In Our Time
I’m writing this on the way back to Cambridge having just done an In Our Time programme on the Roman destruction of Carthage in 146 BC. Rome vs Carthage can be a pretty blokeish subject, so it was a nice dare to have an all-woman panel: me, Ellen O’Gorman from Bristol and Jo Crawley Quinn from Oxford.
The house “rules” of IOT make it an exciting 45 minutes from the performer’s point of view. For a start, no notes allowed. I’m sure this is right. Even if you couldn’t SEE people searching for the written answer, you’d be able to ‘hear’ it, if you know what I mean. And the temptation to read choice bits out would be almost irresistible. And the difference between reading something out and having a real conversation is glaringly audible.
You also don’t really know what you’re going to be asked. You get a general idea of what the first questions might be, but that’s it (thank goodness I got the myth of Carthage not the First and Second Punic Wars!). So, as it’s live, if you don’t know the answer, you just have to improvise – or look around to rest of the panel and hope for rescue! It’s amazing how quickly you get acclimatized. If answering the first question has a kind of “oh-my-god-this-is-live-radio” feel to it; by the second half it really does feel much like a ‘real’ conversation.
The biggest worry, surprisingly, is whether you’ll find anything to disagree about. Because that is what gives the programme its punch, I think – and makes it much more interesting than 3 worthy academics in collusive agreement (however fascinating the subject matter). This time we managed to come down on different sides of one key Carthage question: what was the city like in the third century BC, just before the Punic wars.
Jo and Ellen took the view that it was really opulent, the Queen of the Mediterranean or (as Jo put it) “the New York of the third century BC’. Beard was more doubtful, suggesting that the opulence was a construction of the Romans themselves, and partly a legitimation for going to war (not unlike the WMD of the recent Iraq war as one of my smart students observed). After the programme we pressed on with this, arguing about whether there was enough archaeological evidence to clinch it (Beard no, the others a guarded yes).
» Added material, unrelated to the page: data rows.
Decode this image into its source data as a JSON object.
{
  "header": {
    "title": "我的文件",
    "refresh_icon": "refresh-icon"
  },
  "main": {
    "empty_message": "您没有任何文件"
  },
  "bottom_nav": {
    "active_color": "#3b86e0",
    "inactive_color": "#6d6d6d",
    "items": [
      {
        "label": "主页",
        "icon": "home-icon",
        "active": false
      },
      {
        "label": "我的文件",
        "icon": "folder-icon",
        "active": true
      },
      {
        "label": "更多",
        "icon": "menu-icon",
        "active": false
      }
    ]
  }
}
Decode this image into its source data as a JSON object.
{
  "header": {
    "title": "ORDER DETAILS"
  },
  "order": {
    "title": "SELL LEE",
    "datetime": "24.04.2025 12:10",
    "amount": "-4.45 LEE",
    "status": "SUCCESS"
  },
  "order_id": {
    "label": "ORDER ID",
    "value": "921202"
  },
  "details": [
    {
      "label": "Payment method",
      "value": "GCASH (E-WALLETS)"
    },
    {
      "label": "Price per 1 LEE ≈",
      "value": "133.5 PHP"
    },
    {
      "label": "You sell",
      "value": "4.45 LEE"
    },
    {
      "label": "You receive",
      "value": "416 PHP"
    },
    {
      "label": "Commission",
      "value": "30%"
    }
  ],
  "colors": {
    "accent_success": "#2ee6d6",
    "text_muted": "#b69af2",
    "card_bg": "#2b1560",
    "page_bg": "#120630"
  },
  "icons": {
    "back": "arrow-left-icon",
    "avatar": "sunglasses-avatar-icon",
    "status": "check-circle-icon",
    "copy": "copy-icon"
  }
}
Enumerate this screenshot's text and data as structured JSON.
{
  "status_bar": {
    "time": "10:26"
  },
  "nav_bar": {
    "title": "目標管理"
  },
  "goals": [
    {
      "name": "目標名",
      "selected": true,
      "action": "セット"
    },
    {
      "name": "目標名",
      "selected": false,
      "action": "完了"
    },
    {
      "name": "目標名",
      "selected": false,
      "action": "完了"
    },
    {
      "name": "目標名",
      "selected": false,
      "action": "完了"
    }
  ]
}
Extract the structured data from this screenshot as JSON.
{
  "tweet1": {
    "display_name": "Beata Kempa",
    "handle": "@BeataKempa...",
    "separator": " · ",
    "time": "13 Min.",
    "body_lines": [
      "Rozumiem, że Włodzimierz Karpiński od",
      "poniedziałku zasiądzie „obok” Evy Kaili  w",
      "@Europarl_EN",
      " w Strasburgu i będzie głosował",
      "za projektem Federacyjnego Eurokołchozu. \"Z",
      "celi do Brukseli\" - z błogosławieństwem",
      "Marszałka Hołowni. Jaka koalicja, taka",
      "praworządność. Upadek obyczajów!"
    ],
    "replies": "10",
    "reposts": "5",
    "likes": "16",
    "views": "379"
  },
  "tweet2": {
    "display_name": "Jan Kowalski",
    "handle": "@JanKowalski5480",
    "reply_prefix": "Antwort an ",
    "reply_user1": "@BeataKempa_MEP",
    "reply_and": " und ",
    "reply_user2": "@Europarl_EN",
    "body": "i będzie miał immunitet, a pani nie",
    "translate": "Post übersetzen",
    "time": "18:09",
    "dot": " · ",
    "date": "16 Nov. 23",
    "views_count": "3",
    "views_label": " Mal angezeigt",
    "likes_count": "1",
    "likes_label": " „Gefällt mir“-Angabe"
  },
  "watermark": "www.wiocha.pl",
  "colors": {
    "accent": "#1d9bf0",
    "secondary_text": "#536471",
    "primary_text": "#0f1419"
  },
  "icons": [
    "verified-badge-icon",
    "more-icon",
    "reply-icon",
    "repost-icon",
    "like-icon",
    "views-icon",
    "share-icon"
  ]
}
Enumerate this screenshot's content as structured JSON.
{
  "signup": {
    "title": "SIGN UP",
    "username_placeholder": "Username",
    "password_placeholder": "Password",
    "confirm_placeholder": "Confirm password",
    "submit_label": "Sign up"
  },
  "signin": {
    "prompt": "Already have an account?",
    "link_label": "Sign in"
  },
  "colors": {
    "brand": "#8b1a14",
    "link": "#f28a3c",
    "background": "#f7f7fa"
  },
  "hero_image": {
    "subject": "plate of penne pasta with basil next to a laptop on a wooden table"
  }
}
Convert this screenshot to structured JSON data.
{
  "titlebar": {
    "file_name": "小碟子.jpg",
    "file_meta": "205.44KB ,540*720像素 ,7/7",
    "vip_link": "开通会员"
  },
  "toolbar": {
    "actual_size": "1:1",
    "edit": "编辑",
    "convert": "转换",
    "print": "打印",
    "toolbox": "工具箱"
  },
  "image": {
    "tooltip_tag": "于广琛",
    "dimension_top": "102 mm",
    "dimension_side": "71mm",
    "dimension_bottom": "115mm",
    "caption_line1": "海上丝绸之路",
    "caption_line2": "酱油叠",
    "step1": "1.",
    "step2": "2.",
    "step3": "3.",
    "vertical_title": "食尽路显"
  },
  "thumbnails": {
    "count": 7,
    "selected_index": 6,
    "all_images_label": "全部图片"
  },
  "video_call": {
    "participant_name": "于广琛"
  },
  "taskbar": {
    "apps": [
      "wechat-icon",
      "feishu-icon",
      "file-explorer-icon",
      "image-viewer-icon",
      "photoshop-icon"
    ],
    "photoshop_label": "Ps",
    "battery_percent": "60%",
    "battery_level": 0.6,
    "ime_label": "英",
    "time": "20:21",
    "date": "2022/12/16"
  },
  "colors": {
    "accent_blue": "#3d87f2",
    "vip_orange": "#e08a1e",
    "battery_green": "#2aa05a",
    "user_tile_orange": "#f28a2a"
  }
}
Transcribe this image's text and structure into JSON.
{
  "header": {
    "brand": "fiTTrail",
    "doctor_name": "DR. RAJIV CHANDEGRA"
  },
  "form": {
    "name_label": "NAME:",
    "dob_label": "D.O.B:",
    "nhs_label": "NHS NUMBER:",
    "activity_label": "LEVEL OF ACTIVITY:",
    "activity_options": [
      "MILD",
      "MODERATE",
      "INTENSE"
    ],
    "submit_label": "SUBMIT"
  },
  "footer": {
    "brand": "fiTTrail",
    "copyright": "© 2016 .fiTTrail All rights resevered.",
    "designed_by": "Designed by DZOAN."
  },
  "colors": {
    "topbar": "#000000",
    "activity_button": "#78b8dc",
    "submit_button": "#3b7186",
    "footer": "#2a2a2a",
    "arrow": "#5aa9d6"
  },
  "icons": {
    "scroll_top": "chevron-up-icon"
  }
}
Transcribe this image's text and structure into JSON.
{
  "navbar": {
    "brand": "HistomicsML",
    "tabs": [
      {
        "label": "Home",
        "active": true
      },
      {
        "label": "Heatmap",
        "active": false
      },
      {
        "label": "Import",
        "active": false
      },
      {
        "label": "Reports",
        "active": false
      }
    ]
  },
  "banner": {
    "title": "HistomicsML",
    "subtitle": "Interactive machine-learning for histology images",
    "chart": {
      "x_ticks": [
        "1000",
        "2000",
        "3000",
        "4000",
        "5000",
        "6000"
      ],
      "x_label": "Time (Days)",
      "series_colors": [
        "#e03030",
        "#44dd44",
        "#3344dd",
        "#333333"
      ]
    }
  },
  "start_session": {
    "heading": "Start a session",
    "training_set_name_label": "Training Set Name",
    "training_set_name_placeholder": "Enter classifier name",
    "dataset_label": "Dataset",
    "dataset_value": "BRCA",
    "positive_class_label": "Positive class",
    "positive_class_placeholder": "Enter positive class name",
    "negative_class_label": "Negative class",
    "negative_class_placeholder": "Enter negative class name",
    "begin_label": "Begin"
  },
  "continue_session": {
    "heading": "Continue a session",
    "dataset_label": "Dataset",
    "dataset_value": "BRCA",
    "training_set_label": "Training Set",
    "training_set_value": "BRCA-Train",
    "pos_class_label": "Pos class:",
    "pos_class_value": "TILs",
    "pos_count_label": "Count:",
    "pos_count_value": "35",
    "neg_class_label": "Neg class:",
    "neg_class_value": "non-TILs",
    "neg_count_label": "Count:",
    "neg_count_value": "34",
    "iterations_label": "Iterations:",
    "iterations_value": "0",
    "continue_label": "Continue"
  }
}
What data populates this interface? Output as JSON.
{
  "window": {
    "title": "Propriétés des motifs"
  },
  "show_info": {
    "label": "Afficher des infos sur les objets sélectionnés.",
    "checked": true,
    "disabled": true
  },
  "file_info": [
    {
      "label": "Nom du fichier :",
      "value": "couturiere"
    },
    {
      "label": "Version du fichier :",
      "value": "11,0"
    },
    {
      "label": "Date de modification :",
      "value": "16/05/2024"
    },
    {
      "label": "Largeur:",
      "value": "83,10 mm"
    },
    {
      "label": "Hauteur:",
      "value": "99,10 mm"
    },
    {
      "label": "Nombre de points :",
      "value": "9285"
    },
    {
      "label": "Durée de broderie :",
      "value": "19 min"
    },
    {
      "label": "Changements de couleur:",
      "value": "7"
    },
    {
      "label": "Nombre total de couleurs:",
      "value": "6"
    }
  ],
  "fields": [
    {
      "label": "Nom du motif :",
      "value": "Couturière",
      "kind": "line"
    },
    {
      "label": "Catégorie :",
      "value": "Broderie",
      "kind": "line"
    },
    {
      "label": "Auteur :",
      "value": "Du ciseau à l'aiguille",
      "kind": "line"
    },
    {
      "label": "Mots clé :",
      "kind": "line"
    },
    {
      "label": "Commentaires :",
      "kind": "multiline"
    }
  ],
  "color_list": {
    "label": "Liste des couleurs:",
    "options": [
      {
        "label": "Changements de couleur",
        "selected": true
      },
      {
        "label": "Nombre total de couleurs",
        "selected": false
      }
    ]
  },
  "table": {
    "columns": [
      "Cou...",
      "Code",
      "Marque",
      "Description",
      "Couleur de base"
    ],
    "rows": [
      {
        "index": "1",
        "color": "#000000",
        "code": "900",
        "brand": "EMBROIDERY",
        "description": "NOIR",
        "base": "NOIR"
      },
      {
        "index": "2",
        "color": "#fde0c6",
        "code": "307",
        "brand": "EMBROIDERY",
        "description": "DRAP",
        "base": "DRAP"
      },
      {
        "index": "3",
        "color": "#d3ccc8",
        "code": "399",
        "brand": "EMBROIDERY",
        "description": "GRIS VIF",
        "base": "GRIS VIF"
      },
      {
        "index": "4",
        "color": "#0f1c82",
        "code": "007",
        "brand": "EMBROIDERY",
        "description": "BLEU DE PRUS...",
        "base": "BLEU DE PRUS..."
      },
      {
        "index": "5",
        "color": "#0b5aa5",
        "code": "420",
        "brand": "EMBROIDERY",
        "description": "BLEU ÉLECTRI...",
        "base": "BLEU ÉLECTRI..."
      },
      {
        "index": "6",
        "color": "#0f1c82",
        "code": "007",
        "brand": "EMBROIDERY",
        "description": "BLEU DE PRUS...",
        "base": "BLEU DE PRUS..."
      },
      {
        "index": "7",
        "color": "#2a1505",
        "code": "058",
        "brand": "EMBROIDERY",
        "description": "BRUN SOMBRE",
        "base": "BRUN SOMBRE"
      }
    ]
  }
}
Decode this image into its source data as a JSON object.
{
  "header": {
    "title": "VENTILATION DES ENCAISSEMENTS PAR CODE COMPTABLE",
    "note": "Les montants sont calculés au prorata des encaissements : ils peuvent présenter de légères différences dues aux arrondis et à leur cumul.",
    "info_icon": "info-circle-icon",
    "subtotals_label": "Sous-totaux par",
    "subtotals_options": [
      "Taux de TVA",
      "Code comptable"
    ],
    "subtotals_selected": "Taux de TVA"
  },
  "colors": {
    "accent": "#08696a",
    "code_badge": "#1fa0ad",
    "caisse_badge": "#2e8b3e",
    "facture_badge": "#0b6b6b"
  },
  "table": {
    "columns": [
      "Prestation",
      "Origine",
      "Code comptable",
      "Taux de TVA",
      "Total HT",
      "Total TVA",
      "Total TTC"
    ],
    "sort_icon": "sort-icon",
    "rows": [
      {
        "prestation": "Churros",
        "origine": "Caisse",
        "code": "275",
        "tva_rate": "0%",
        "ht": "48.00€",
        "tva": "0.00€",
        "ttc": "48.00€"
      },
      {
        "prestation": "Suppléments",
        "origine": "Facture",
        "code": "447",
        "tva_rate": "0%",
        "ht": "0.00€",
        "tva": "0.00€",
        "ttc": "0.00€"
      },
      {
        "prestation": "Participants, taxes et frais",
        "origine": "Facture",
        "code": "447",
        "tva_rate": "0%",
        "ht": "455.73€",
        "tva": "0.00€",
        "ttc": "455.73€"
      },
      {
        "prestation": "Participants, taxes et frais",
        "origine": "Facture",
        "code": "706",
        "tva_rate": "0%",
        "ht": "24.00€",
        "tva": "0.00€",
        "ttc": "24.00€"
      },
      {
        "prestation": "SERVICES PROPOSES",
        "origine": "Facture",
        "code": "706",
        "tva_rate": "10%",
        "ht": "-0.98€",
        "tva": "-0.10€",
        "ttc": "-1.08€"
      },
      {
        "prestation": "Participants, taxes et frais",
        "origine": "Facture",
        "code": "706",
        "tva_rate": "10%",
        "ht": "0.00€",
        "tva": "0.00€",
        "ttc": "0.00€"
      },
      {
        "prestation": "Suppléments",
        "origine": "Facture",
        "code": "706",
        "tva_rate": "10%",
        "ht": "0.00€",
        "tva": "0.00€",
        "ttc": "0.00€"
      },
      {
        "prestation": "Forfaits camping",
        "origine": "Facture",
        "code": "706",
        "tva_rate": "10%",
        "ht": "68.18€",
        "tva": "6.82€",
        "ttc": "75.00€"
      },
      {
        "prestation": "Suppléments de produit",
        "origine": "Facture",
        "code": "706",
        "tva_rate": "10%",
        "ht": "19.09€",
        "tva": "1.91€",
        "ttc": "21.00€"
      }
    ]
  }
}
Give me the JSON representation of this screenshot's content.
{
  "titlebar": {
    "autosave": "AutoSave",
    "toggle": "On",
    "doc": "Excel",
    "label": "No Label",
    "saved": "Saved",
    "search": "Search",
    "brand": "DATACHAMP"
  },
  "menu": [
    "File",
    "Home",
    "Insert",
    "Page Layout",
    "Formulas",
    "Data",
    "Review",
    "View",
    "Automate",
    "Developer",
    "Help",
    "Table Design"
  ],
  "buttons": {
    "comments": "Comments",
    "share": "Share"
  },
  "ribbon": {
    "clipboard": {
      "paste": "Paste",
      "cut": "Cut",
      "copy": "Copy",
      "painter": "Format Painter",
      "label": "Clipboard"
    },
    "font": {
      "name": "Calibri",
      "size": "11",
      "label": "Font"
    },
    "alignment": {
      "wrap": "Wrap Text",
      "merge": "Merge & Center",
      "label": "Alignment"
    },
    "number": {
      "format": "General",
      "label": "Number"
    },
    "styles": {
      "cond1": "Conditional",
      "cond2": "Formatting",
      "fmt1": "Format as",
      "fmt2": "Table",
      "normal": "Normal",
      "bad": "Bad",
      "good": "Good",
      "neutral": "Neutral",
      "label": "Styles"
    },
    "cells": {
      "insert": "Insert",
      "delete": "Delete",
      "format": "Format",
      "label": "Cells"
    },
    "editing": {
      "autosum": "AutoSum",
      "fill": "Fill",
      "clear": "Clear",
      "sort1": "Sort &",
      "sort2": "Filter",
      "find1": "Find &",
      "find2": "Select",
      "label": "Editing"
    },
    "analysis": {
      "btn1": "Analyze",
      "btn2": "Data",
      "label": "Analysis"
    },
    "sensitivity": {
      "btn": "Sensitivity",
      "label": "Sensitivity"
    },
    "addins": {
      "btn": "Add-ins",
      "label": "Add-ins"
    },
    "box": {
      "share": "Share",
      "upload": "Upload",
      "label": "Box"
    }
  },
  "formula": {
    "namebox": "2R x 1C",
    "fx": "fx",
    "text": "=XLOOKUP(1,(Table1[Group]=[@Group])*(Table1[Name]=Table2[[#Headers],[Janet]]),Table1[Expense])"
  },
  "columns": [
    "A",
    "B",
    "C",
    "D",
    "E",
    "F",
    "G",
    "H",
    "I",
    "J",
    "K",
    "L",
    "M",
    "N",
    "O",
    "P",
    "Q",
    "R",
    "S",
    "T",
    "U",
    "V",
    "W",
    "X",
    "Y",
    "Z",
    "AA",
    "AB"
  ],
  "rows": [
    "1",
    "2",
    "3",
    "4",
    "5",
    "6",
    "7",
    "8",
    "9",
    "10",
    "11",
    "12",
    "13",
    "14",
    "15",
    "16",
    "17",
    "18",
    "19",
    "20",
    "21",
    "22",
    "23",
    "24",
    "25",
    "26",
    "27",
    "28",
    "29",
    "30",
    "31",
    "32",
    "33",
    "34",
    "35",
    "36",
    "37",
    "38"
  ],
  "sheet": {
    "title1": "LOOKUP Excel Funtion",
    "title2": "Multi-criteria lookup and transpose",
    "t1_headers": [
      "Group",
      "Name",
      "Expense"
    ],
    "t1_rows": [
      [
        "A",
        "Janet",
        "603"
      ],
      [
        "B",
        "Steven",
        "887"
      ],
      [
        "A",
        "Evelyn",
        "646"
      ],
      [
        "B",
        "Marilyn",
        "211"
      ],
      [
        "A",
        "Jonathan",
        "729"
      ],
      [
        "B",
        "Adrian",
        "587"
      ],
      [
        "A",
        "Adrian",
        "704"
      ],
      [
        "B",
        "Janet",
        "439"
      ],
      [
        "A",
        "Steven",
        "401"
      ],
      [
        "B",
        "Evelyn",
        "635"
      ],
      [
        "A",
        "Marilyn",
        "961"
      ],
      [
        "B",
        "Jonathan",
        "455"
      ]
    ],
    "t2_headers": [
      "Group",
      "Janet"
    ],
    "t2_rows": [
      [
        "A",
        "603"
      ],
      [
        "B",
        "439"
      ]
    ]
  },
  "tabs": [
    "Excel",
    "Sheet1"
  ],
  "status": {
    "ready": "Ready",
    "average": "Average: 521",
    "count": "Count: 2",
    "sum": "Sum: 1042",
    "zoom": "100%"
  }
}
The only downside of the programme is having to spend the night in London before. The Radio 4 guys may be pretty laid back, but they are not going to risk having a live contributor getting stuck on the train and not turning up for 9.00 a.m.
This time I managed to combine it with going to a memorial service and celebratory party for John Barron, who had been Professor of Greek at Kings College London when I had my job there… my first proper academic appointment. I always had a hugely soft spot for him (and not only because I always thought that I owed it to him that I was appointed in the first place).
It was one of the most elegant and touching memorial services I’ve ever been to. And the truth is one becomes quite an expert in such things as one gets on a bit. But the highlight for me was the account by one of John’s daughters of car journeys with her parents when she was a kid – which conjured up for me, as for many I guess, the whole old-fashioned holiday ritual. Their second car, she remembered, was so up to date that it had a cassette player. For most of the time Mum and Dad insisted on classical music, but they were occasionally allowed a tape by The Seekers (remember them)…which was played the to accompaniment of Dad humming wild harmonies and Mum every now and then asking “Was this written by the Beatles?” (That’s typical Mum-speak…and I’ve so often done it myself).
And then they played one of those old Seekers' tracks. “I’ll never find another you”. Sure enough, a tear or two fell down my cheek.